It is a pleasure to follow Dr Murrison.

As a nurse who has worked in the NHS for more than 40 years, I know too well the effects of the winter crisis. Yes, winter is the time when the NHS faces pressures, but the Government have claimed that they were better prepared for this winter crisis, with their national medical director explaining that they had been preparing since last winter. How can that be true when the Government announced that they would postpone non-urgent operations? Not only does that put patients’ physical and mental health at risk, but it creates a backlog of operations, which NHS staff will still have to catch up on.

Unison spoke out about the handling of the NHS only in February last year. It also highlighted the Government’s promise in their manifesto to properly fund the NHS. In their 2017 manifesto, the Government pledged to give the NHS the resources it needs. In the autumn, they also pledged that the NHS would receive an additional £377 million to ease winter pressures, but they failed to disclose the fact that although they are providing funding, they are undercutting that by asking the NHS to make savings in some areas.
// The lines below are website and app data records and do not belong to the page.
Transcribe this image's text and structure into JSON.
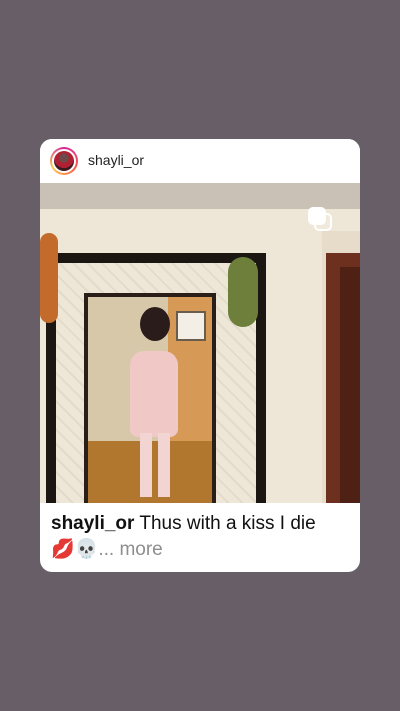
{
  "post": {
    "username": "shayli_or",
    "caption": {
      "username": "shayli_or",
      "text": "Thus with a kiss I die",
      "emoji": "💋💀",
      "more_label": "... more"
    }
  },
  "icons": {
    "avatar": "profile-avatar",
    "multi": "multi-photo-icon"
  },
  "colors": {
    "background": "#675e68",
    "card": "#ffffff",
    "text": "#111111",
    "muted": "#8e8e8e"
  }
}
Where has the funding the Government provided to ease winter pressures gone? The Royal Wolverhampton NHS Trust provides services to the hospitals in Wolverhampton that care for patients in my constituency. Hospital staff have been working under increasing pressure, because for more than half the days between 20 November and 31 December last year, bed occupancy in the Wolverhampton trust was above 90%. Over the same period, one in six ambulance handovers were delayed for more than 30 minutes. This would not be happening if, as the Government claim, the NHS was well prepared.

There has been widespread outrage over this winter crisis, but NHS staff have been highlighting the pressures on the NHS throughout the year, and for many years. We have campaigned, met the Minister, written articles and held protests about the Government’s treatment of the NHS and the underfunding over the past seven years. When will the Government face the fact that the funding they have provided is simply not enough?